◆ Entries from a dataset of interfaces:
*** Block opens ***

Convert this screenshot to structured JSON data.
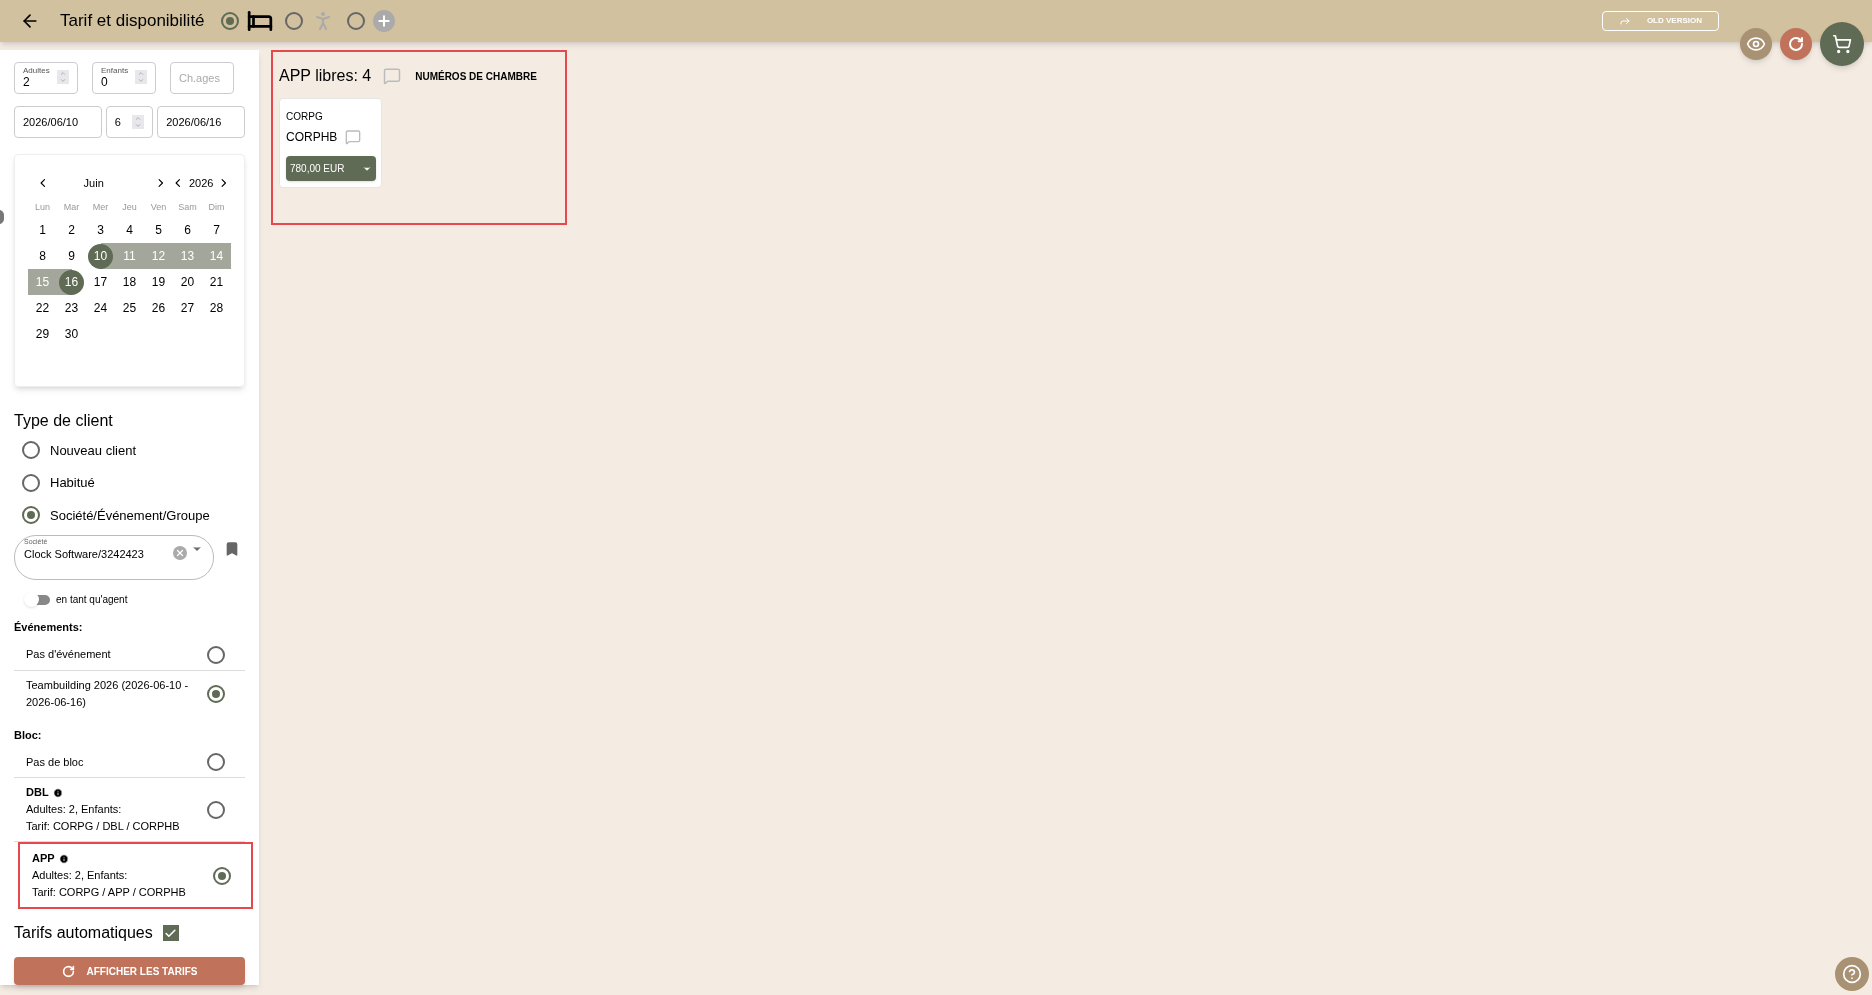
{
  "header": {
    "title": "Tarif et disponibilité",
    "modes": [
      {
        "kind": "bed",
        "selected": true
      },
      {
        "kind": "walk",
        "selected": false
      },
      {
        "kind": "add",
        "selected": false
      }
    ],
    "old_version": "OLD VERSION"
  },
  "search": {
    "adults": {
      "label": "Adultes",
      "value": "2"
    },
    "children": {
      "label": "Enfants",
      "value": "0"
    },
    "ages": {
      "placeholder": "Ch.ages"
    },
    "arrival": "2026/06/10",
    "nights": "6",
    "departure": "2026/06/16"
  },
  "calendar": {
    "month": "Juin",
    "year": "2026",
    "weekdays": [
      "Lun",
      "Mar",
      "Mer",
      "Jeu",
      "Ven",
      "Sam",
      "Dim"
    ],
    "weeks": [
      [
        {
          "day": "1",
          "selected": false,
          "in_range": false
        },
        {
          "day": "2",
          "selected": false,
          "in_range": false
        },
        {
          "day": "3",
          "selected": false,
          "in_range": false
        },
        {
          "day": "4",
          "selected": false,
          "in_range": false
        },
        {
          "day": "5",
          "selected": false,
          "in_range": false
        },
        {
          "day": "6",
          "selected": false,
          "in_range": false
        },
        {
          "day": "7",
          "selected": false,
          "in_range": false
        }
      ],
      [
        {
          "day": "8",
          "selected": false,
          "in_range": false
        },
        {
          "day": "9",
          "selected": false,
          "in_range": false
        },
        {
          "day": "10",
          "selected": true,
          "in_range": false
        },
        {
          "day": "11",
          "selected": false,
          "in_range": true
        },
        {
          "day": "12",
          "selected": false,
          "in_range": true
        },
        {
          "day": "13",
          "selected": false,
          "in_range": true
        },
        {
          "day": "14",
          "selected": false,
          "in_range": true
        }
      ],
      [
        {
          "day": "15",
          "selected": false,
          "in_range": true
        },
        {
          "day": "16",
          "selected": true,
          "in_range": false
        },
        {
          "day": "17",
          "selected": false,
          "in_range": false
        },
        {
          "day": "18",
          "selected": false,
          "in_range": false
        },
        {
          "day": "19",
          "selected": false,
          "in_range": false
        },
        {
          "day": "20",
          "selected": false,
          "in_range": false
        },
        {
          "day": "21",
          "selected": false,
          "in_range": false
        }
      ],
      [
        {
          "day": "22",
          "selected": false,
          "in_range": false
        },
        {
          "day": "23",
          "selected": false,
          "in_range": false
        },
        {
          "day": "24",
          "selected": false,
          "in_range": false
        },
        {
          "day": "25",
          "selected": false,
          "in_range": false
        },
        {
          "day": "26",
          "selected": false,
          "in_range": false
        },
        {
          "day": "27",
          "selected": false,
          "in_range": false
        },
        {
          "day": "28",
          "selected": false,
          "in_range": false
        }
      ],
      [
        {
          "day": "29",
          "selected": false,
          "in_range": false
        },
        {
          "day": "30",
          "selected": false,
          "in_range": false
        }
      ]
    ]
  },
  "client_type": {
    "title": "Type de client",
    "options": [
      {
        "label": "Nouveau client",
        "selected": false
      },
      {
        "label": "Habitué",
        "selected": false
      },
      {
        "label": "Société/Événement/Groupe",
        "selected": true
      }
    ],
    "company": {
      "label": "Société",
      "value": "Clock Software/3242423"
    },
    "agent": {
      "label": "en tant qu'agent",
      "on": false
    }
  },
  "events": {
    "title": "Événements:",
    "items": [
      {
        "label": "Pas d'événement",
        "selected": false
      },
      {
        "label": "Teambuilding 2026 (2026-06-10 - 2026-06-16)",
        "selected": true
      }
    ]
  },
  "blocks": {
    "title": "Bloc:",
    "items": [
      {
        "kind": "none",
        "label": "Pas de bloc",
        "selected": false,
        "highlighted": false
      },
      {
        "kind": "block",
        "name": "DBL",
        "guests": "Adultes: 2, Enfants:",
        "rate": "Tarif: CORPG / DBL / CORPHB",
        "selected": false,
        "highlighted": false
      },
      {
        "kind": "block",
        "name": "APP",
        "guests": "Adultes: 2, Enfants:",
        "rate": "Tarif: CORPG / APP / CORPHB",
        "selected": true,
        "highlighted": true
      }
    ]
  },
  "auto_rates": {
    "label": "Tarifs automatiques",
    "checked": true
  },
  "show_rates_button": "AFFICHER LES TARIFS",
  "availability": {
    "highlighted": true,
    "title": "APP libres: 4",
    "room_numbers": "NUMÉROS DE CHAMBRE",
    "rates": [
      {
        "group": "CORPG",
        "code": "CORPHB",
        "price": "780,00 EUR"
      }
    ]
  }
}
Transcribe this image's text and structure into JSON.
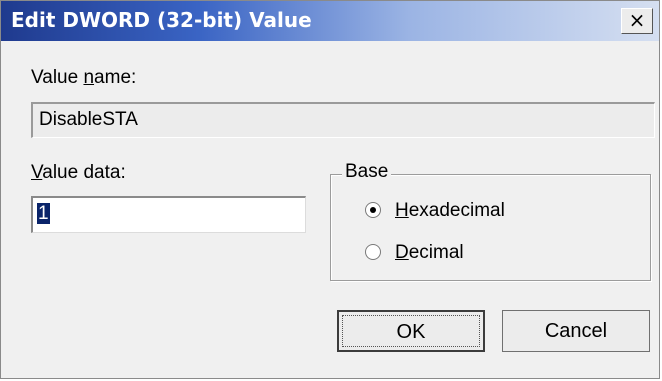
{
  "window": {
    "title": "Edit DWORD (32-bit) Value",
    "close_glyph": "×"
  },
  "value_name": {
    "label_prefix": "Value ",
    "label_access_key": "n",
    "label_suffix": "ame:",
    "value": "DisableSTA"
  },
  "value_data": {
    "label_access_key": "V",
    "label_suffix": "alue data:",
    "value": "1"
  },
  "base": {
    "legend": "Base",
    "options": [
      {
        "access_key": "H",
        "rest": "exadecimal",
        "selected": true
      },
      {
        "access_key": "D",
        "rest": "ecimal",
        "selected": false
      }
    ]
  },
  "buttons": {
    "ok": "OK",
    "cancel": "Cancel"
  },
  "colors": {
    "title_gradient_start": "#1f3a8e",
    "title_gradient_end": "#d5dff1",
    "dialog_background": "#f0f0f0",
    "selection": "#0a246a"
  },
  "icons": {
    "close": "close-icon",
    "radio_selected": "radio-selected-icon",
    "radio_unselected": "radio-unselected-icon"
  }
}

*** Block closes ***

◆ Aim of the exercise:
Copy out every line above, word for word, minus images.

◆ Response to the task:
Convert this screenshot to structured JSON data.
{
  "header": {
    "title": "Tarif et disponibilité",
    "modes": [
      {
        "kind": "bed",
        "selected": true
      },
      {
        "kind": "walk",
        "selected": false
      },
      {
        "kind": "add",
        "selected": false
      }
    ],
    "old_version": "OLD VERSION"
  },
  "search": {
    "adults": {
      "label": "Adultes",
      "value": "2"
    },
    "children": {
      "label": "Enfants",
      "value": "0"
    },
    "ages": {
      "placeholder": "Ch.ages"
    },
    "arrival": "2026/06/10",
    "nights": "6",
    "departure": "2026/06/16"
  },
  "calendar": {
    "month": "Juin",
    "year": "2026",
    "weekdays": [
      "Lun",
      "Mar",
      "Mer",
      "Jeu",
      "Ven",
      "Sam",
      "Dim"
    ],
    "weeks": [
      [
        {
          "day": "1",
          "selected": false,
          "in_range": false
        },
        {
          "day": "2",
          "selected": false,
          "in_range": false
        },
        {
          "day": "3",
          "selected": false,
          "in_range": false
        },
        {
          "day": "4",
          "selected": false,
          "in_range": false
        },
        {
          "day": "5",
          "selected": false,
          "in_range": false
        },
        {
          "day": "6",
          "selected": false,
          "in_range": false
        },
        {
          "day": "7",
          "selected": false,
          "in_range": false
        }
      ],
      [
        {
          "day": "8",
          "selected": false,
          "in_range": false
        },
        {
          "day": "9",
          "selected": false,
          "in_range": false
        },
        {
          "day": "10",
          "selected": true,
          "in_range": false
        },
        {
          "day": "11",
          "selected": false,
          "in_range": true
        },
        {
          "day": "12",
          "selected": false,
          "in_range": true
        },
        {
          "day": "13",
          "selected": false,
          "in_range": true
        },
        {
          "day": "14",
          "selected": false,
          "in_range": true
        }
      ],
      [
        {
          "day": "15",
          "selected": false,
          "in_range": true
        },
        {
          "day": "16",
          "selected": true,
          "in_range": false
        },
        {
          "day": "17",
          "selected": false,
          "in_range": false
        },
        {
          "day": "18",
          "selected": false,
          "in_range": false
        },
        {
          "day": "19",
          "selected": false,
          "in_range": false
        },
        {
          "day": "20",
          "selected": false,
          "in_range": false
        },
        {
          "day": "21",
          "selected": false,
          "in_range": false
        }
      ],
      [
        {
          "day": "22",
          "selected": false,
          "in_range": false
        },
        {
          "day": "23",
          "selected": false,
          "in_range": false
        },
        {
          "day": "24",
          "selected": false,
          "in_range": false
        },
        {
          "day": "25",
          "selected": false,
          "in_range": false
        },
        {
          "day": "26",
          "selected": false,
          "in_range": false
        },
        {
          "day": "27",
          "selected": false,
          "in_range": false
        },
        {
          "day": "28",
          "selected": false,
          "in_range": false
        }
      ],
      [
        {
          "day": "29",
          "selected": false,
          "in_range": false
        },
        {
          "day": "30",
          "selected": false,
          "in_range": false
        }
      ]
    ]
  },
  "client_type": {
    "title": "Type de client",
    "options": [
      {
        "label": "Nouveau client",
        "selected": false
      },
      {
        "label": "Habitué",
        "selected": false
      },
      {
        "label": "Société/Événement/Groupe",
        "selected": true
      }
    ],
    "company": {
      "label": "Société",
      "value": "Clock Software/3242423"
    },
    "agent": {
      "label": "en tant qu'agent",
      "on": false
    }
  },
  "events": {
    "title": "Événements:",
    "items": [
      {
        "label": "Pas d'événement",
        "selected": false
      },
      {
        "label": "Teambuilding 2026 (2026-06-10 - 2026-06-16)",
        "selected": true
      }
    ]
  },
  "blocks": {
    "title": "Bloc:",
    "items": [
      {
        "kind": "none",
        "label": "Pas de bloc",
        "selected": false,
        "highlighted": false
      },
      {
        "kind": "block",
        "name": "DBL",
        "guests": "Adultes: 2, Enfants:",
        "rate": "Tarif: CORPG / DBL / CORPHB",
        "selected": false,
        "highlighted": false
      },
      {
        "kind": "block",
        "name": "APP",
        "guests": "Adultes: 2, Enfants:",
        "rate": "Tarif: CORPG / APP / CORPHB",
        "selected": true,
        "highlighted": true
      }
    ]
  },
  "auto_rates": {
    "label": "Tarifs automatiques",
    "checked": true
  },
  "show_rates_button": "AFFICHER LES TARIFS",
  "availability": {
    "highlighted": true,
    "title": "APP libres: 4",
    "room_numbers": "NUMÉROS DE CHAMBRE",
    "rates": [
      {
        "group": "CORPG",
        "code": "CORPHB",
        "price": "780,00 EUR"
      }
    ]
  }
}
Transcribe this image's text and structure into JSON.
{
  "window": {
    "title": "Edit DWORD (32-bit) Value",
    "close_glyph": "×"
  },
  "value_name": {
    "label_prefix": "Value ",
    "label_access_key": "n",
    "label_suffix": "ame:",
    "value": "DisableSTA"
  },
  "value_data": {
    "label_access_key": "V",
    "label_suffix": "alue data:",
    "value": "1"
  },
  "base": {
    "legend": "Base",
    "options": [
      {
        "access_key": "H",
        "rest": "exadecimal",
        "selected": true
      },
      {
        "access_key": "D",
        "rest": "ecimal",
        "selected": false
      }
    ]
  },
  "buttons": {
    "ok": "OK",
    "cancel": "Cancel"
  },
  "colors": {
    "title_gradient_start": "#1f3a8e",
    "title_gradient_end": "#d5dff1",
    "dialog_background": "#f0f0f0",
    "selection": "#0a246a"
  },
  "icons": {
    "close": "close-icon",
    "radio_selected": "radio-selected-icon",
    "radio_unselected": "radio-unselected-icon"
  }
}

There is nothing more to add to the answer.